Entries shown section start
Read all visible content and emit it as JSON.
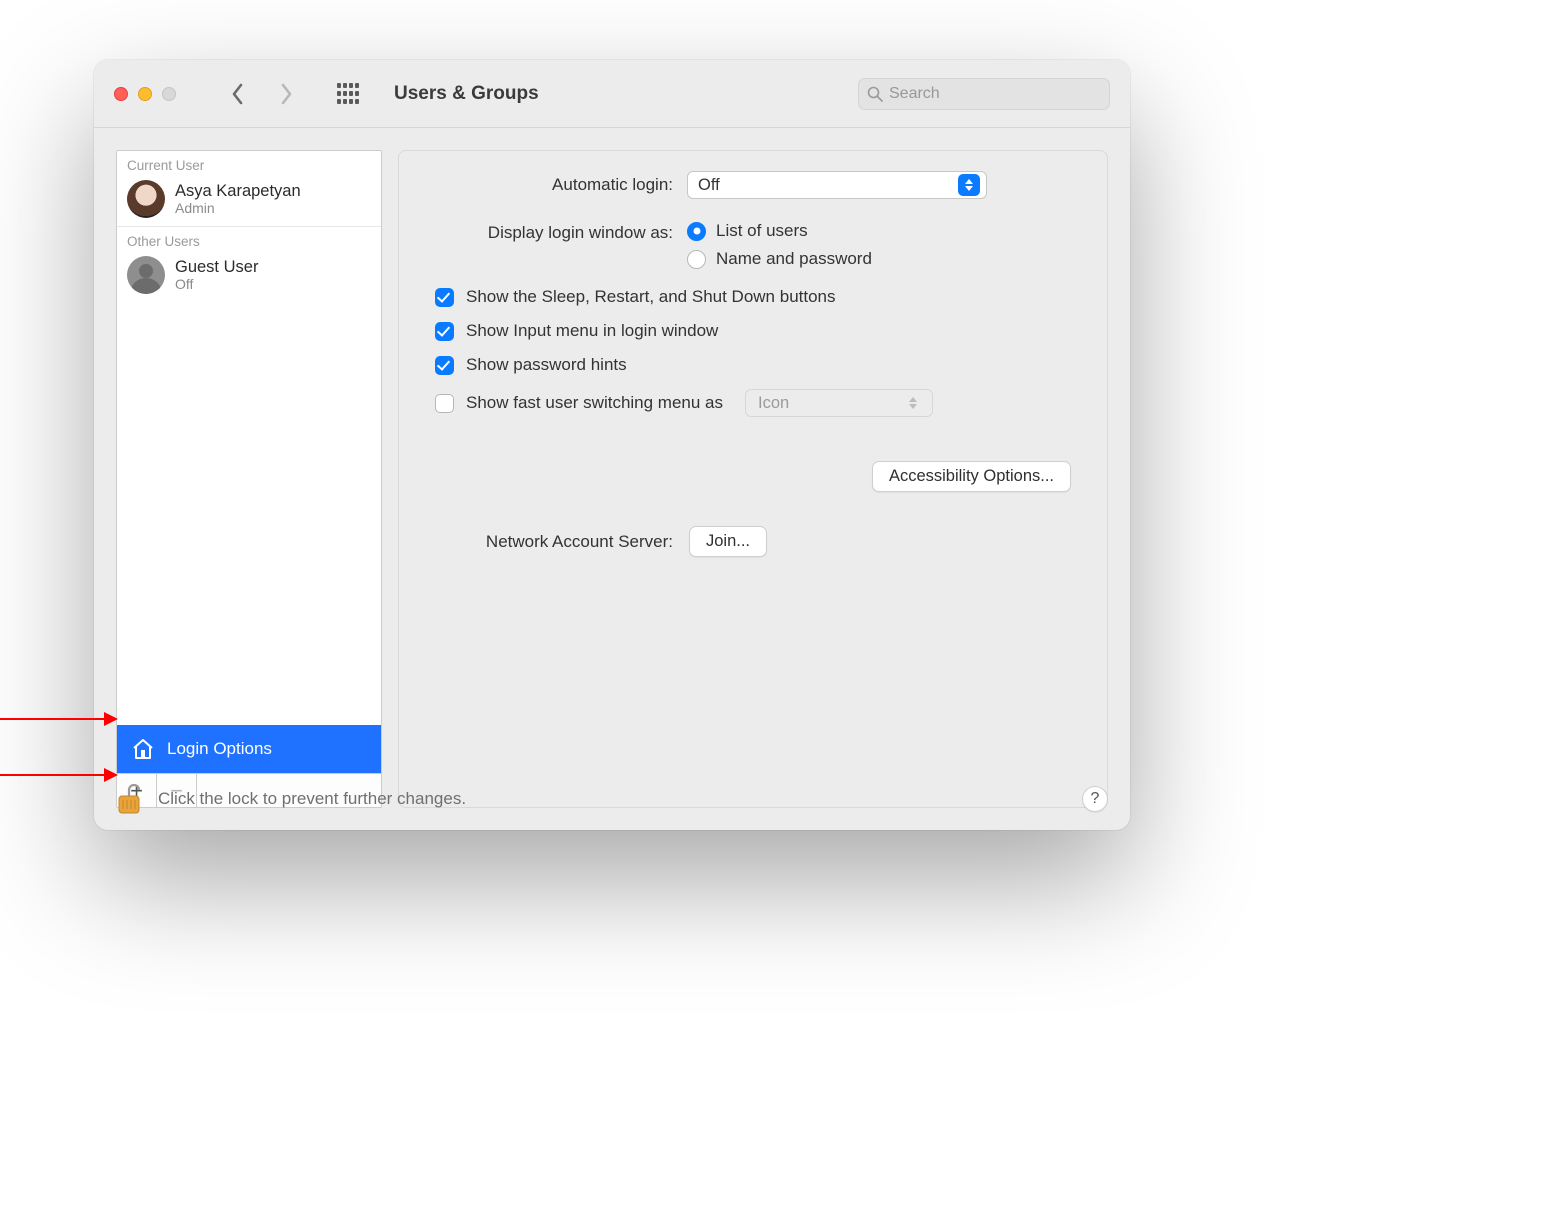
{
  "header": {
    "title": "Users & Groups",
    "search_placeholder": "Search"
  },
  "sidebar": {
    "current_user_header": "Current User",
    "other_users_header": "Other Users",
    "current_user": {
      "name": "Asya Karapetyan",
      "role": "Admin"
    },
    "other_users": [
      {
        "name": "Guest User",
        "status": "Off"
      }
    ],
    "login_options_label": "Login Options"
  },
  "panel": {
    "auto_login_label": "Automatic login:",
    "auto_login_value": "Off",
    "display_login_label": "Display login window as:",
    "radio_list_label": "List of users",
    "radio_namepw_label": "Name and password",
    "check_sleep_label": "Show the Sleep, Restart, and Shut Down buttons",
    "check_inputmenu_label": "Show Input menu in login window",
    "check_pwhints_label": "Show password hints",
    "check_fastswitch_label": "Show fast user switching menu as",
    "fastswitch_value": "Icon",
    "accessibility_label": "Accessibility Options...",
    "network_label": "Network Account Server:",
    "join_label": "Join..."
  },
  "footer": {
    "lock_text": "Click the lock to prevent further changes.",
    "help_label": "?"
  }
}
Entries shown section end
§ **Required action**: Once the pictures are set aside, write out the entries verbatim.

§ **Solution to the problem**:
Read all visible content and emit it as JSON.
{
  "header": {
    "title": "Users & Groups",
    "search_placeholder": "Search"
  },
  "sidebar": {
    "current_user_header": "Current User",
    "other_users_header": "Other Users",
    "current_user": {
      "name": "Asya Karapetyan",
      "role": "Admin"
    },
    "other_users": [
      {
        "name": "Guest User",
        "status": "Off"
      }
    ],
    "login_options_label": "Login Options"
  },
  "panel": {
    "auto_login_label": "Automatic login:",
    "auto_login_value": "Off",
    "display_login_label": "Display login window as:",
    "radio_list_label": "List of users",
    "radio_namepw_label": "Name and password",
    "check_sleep_label": "Show the Sleep, Restart, and Shut Down buttons",
    "check_inputmenu_label": "Show Input menu in login window",
    "check_pwhints_label": "Show password hints",
    "check_fastswitch_label": "Show fast user switching menu as",
    "fastswitch_value": "Icon",
    "accessibility_label": "Accessibility Options...",
    "network_label": "Network Account Server:",
    "join_label": "Join..."
  },
  "footer": {
    "lock_text": "Click the lock to prevent further changes.",
    "help_label": "?"
  }
}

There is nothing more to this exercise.